In another study the skin sensitisation potential of D,L-alpha-tocopherol was investigated in the Open Epicutaneous Test (OET), which was carried out in the albino Guinea pig (OECD guideline 406, non-GLP; Csato, 1997).

During the induction phase of sensitisation the test article was applied epicutaneously onto the skin of the test animals 5 days a week for 4 consecutive weeks; 6 animals per treatment group were treated on the right flank with the test article at the concentrations of 50%, 30%, 10% and 3% in ethanol, respectively. Treatment sites were left open between the subsequent applications. The control group was treated similarly with the vehicle, ethanol only. To assess the sensitization responses, 4 weeks after beginning of the induction treatment a challenge application has been carried out. The animals (test and control) have been exposed on the left flank, by open epicutaneous way, to progressive dilutions of D,L-alpha-tocopherol in ethanol. Two weeks later a second challenge was done similarly with further dilutions of the test article. The cutaneous reactions, such as erythema and oedema formation were evaluated daily at each individual treatment site during the induction period. Challenge reactions were assessed at 24 and 48 hours after application. The test article induced slight to strong irritant skin reactions in the experimental animals after repeated application during the induction treatment.

In the majority of the test animals sensitisation responses were detected at the challenge application sites exposed to the test article in the concentration of 3 % or higher.
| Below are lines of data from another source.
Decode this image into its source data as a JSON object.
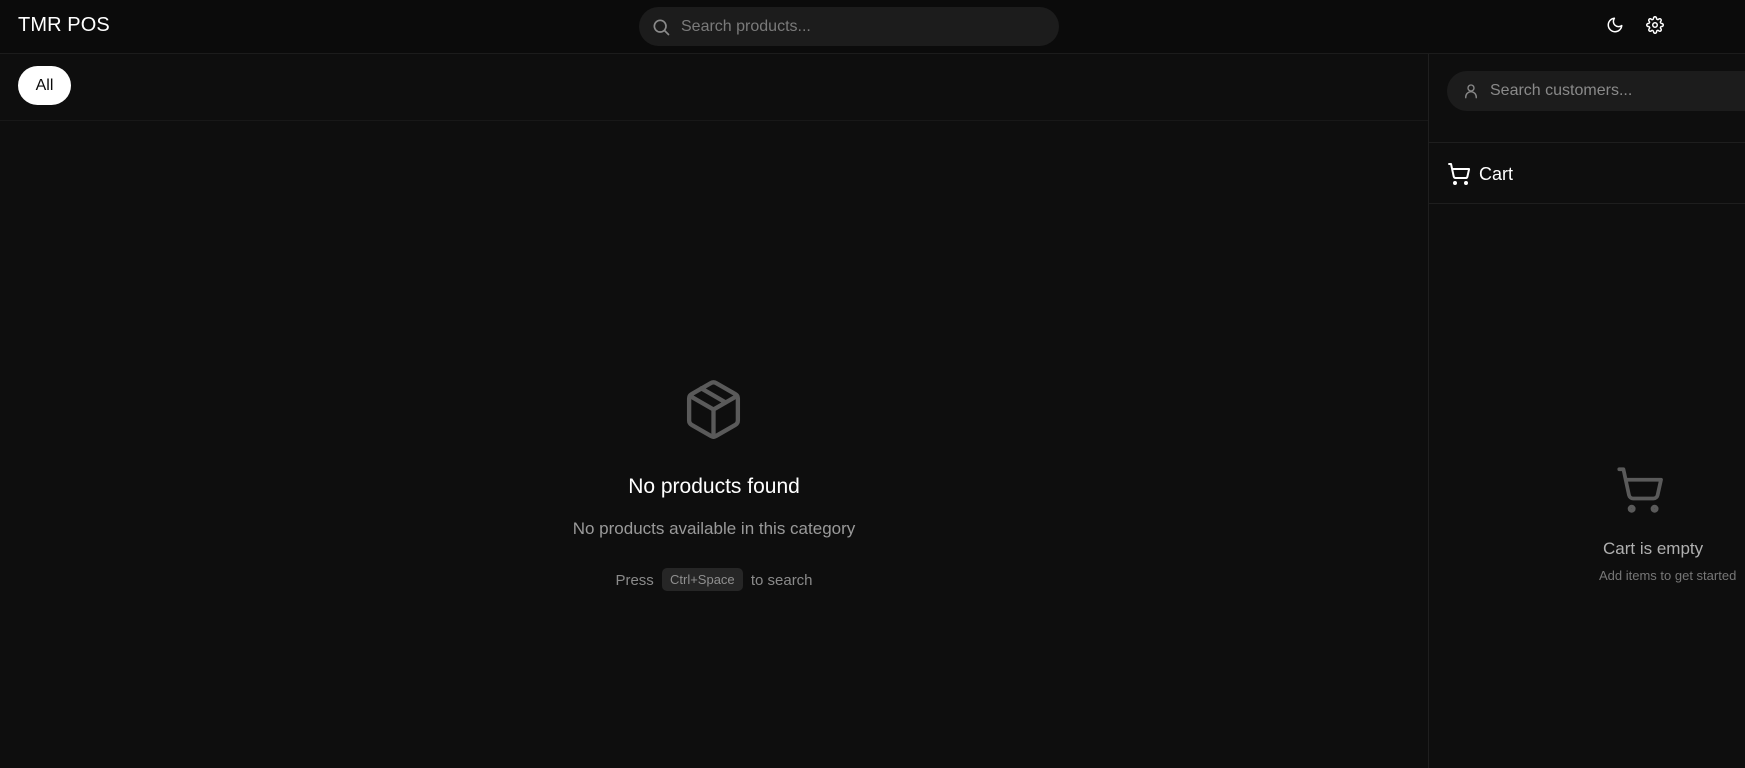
{
  "header": {
    "brand": "TMR POS",
    "search_placeholder": "Search products...",
    "icons": [
      "search-icon",
      "moon-icon",
      "gear-icon"
    ]
  },
  "categories": {
    "items": [
      {
        "label": "All",
        "active": true
      }
    ]
  },
  "products_empty": {
    "title": "No products found",
    "subtitle": "No products available in this category",
    "hint_prefix": "Press",
    "shortcut": "Ctrl+Space",
    "hint_suffix": "to search",
    "icon": "box-icon"
  },
  "customer": {
    "search_placeholder": "Search customers...",
    "icon": "user-icon"
  },
  "cart": {
    "title": "Cart",
    "empty_title": "Cart is empty",
    "empty_subtitle": "Add items to get started",
    "icon": "cart-icon"
  },
  "colors": {
    "background": "#0e0e0e",
    "surface": "#1c1c1c",
    "active_chip": "#ffffff",
    "text_primary": "#ffffff",
    "text_muted": "#9a9a9a"
  }
}
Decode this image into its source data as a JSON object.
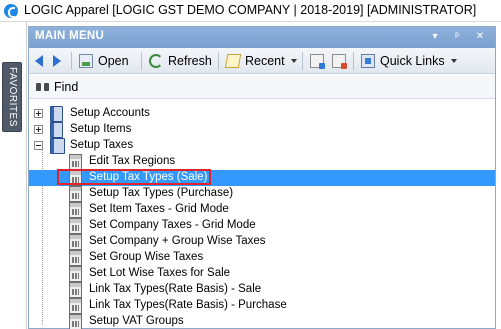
{
  "window": {
    "title": "LOGIC Apparel [LOGIC GST DEMO COMPANY | 2018-2019] [ADMINISTRATOR]"
  },
  "sidebar": {
    "favorites_label": "FAVORITES"
  },
  "panel": {
    "title": "MAIN MENU",
    "header_buttons": [
      "▾",
      "ᵖ",
      "✕"
    ]
  },
  "toolbar": {
    "open_label": "Open",
    "refresh_label": "Refresh",
    "recent_label": "Recent",
    "quick_links_label": "Quick Links"
  },
  "find": {
    "label": "Find"
  },
  "tree": {
    "items": [
      {
        "label": "Setup Accounts",
        "level": 0,
        "expander": "plus",
        "icon": "book-icon"
      },
      {
        "label": "Setup Items",
        "level": 0,
        "expander": "plus",
        "icon": "book-icon"
      },
      {
        "label": "Setup Taxes",
        "level": 0,
        "expander": "minus",
        "icon": "book-open-icon"
      },
      {
        "label": "Edit Tax Regions",
        "level": 1,
        "icon": "calculator-icon"
      },
      {
        "label": "Setup Tax Types (Sale)",
        "level": 1,
        "icon": "calculator-icon",
        "selected": true
      },
      {
        "label": "Setup Tax Types (Purchase)",
        "level": 1,
        "icon": "calculator-icon"
      },
      {
        "label": "Set Item Taxes - Grid Mode",
        "level": 1,
        "icon": "calculator-icon"
      },
      {
        "label": "Set Company Taxes - Grid Mode",
        "level": 1,
        "icon": "calculator-icon"
      },
      {
        "label": "Set Company + Group Wise Taxes",
        "level": 1,
        "icon": "calculator-icon"
      },
      {
        "label": "Set Group Wise Taxes",
        "level": 1,
        "icon": "calculator-icon"
      },
      {
        "label": "Set Lot Wise Taxes for Sale",
        "level": 1,
        "icon": "calculator-icon"
      },
      {
        "label": "Link Tax Types(Rate Basis) - Sale",
        "level": 1,
        "icon": "calculator-icon"
      },
      {
        "label": "Link Tax Types(Rate Basis) - Purchase",
        "level": 1,
        "icon": "calculator-icon"
      },
      {
        "label": "Setup VAT Groups",
        "level": 1,
        "icon": "calculator-icon"
      }
    ]
  },
  "colors": {
    "header_blue": "#8fb2dc",
    "selection_blue": "#3399ff",
    "highlight_red": "#e0242c"
  }
}
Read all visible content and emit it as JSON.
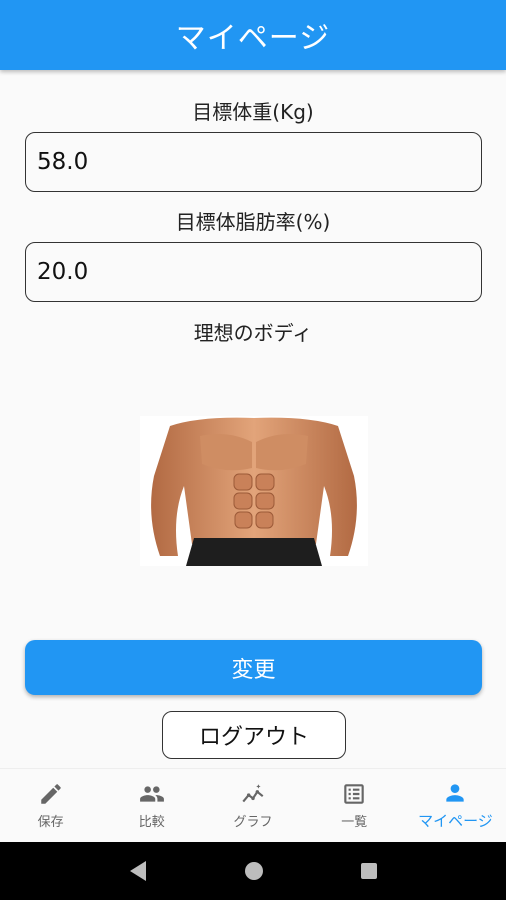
{
  "app_bar": {
    "title": "マイページ"
  },
  "form": {
    "target_weight_label": "目標体重(Kg)",
    "target_weight_value": "58.0",
    "target_body_fat_label": "目標体脂肪率(%)",
    "target_body_fat_value": "20.0",
    "ideal_body_label": "理想のボディ"
  },
  "buttons": {
    "change": "変更",
    "logout": "ログアウト"
  },
  "bottom_nav": {
    "items": [
      {
        "label": "保存",
        "icon": "pencil-icon"
      },
      {
        "label": "比較",
        "icon": "people-icon"
      },
      {
        "label": "グラフ",
        "icon": "chart-icon"
      },
      {
        "label": "一覧",
        "icon": "list-icon"
      },
      {
        "label": "マイページ",
        "icon": "person-icon"
      }
    ],
    "active_index": 4
  },
  "colors": {
    "primary": "#2196f3",
    "inactive": "#666666"
  }
}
However, when applying D,L-alpha-tocopherol at the concentration of 1 % or lower, no skin sensitisation responses as such were observed during the experiment.

Considering the above experimental data, it can be concluded that topically applied D,L-alpha-tocopherol revealed a skin sensitizing potential at higher concentrations (> 3%) in Guinea pigs and in the mouse LLNA. However, cutaneous exposure to D,L-alpha-tocopherol at lower (non-irritating) concentrations (< = 1 % in Guines pigs and < = 3% in mice) did not result in sensitisation responses, and accordingly, is unlikely to give rise to skin sensitisation in man.

Migrated from Short description of key information:
D,L-alpha-tocopherol is considered a weak to moderate skin sensitiser in animal models as tested in a Guinea pig maximisation test, according to OECD guideline 406 and a Local Lymph Node Assay according to OECD guideline 429.

Justification for selection of skin sensitisation endpoint:
GLP compliant and guideline conforming study

Respiratory sensitisation

Endpoint conclusion
Endpoint conclusion:
no study available

Justification for classification or non-classification

Based on the available data, the test substance needs to be classified as a sensitiser Cat 1B according to the EU Regulation on Classification, Labelling and Packaging of Substances and Mixtures (CLP) (EC) No. 1272/2008.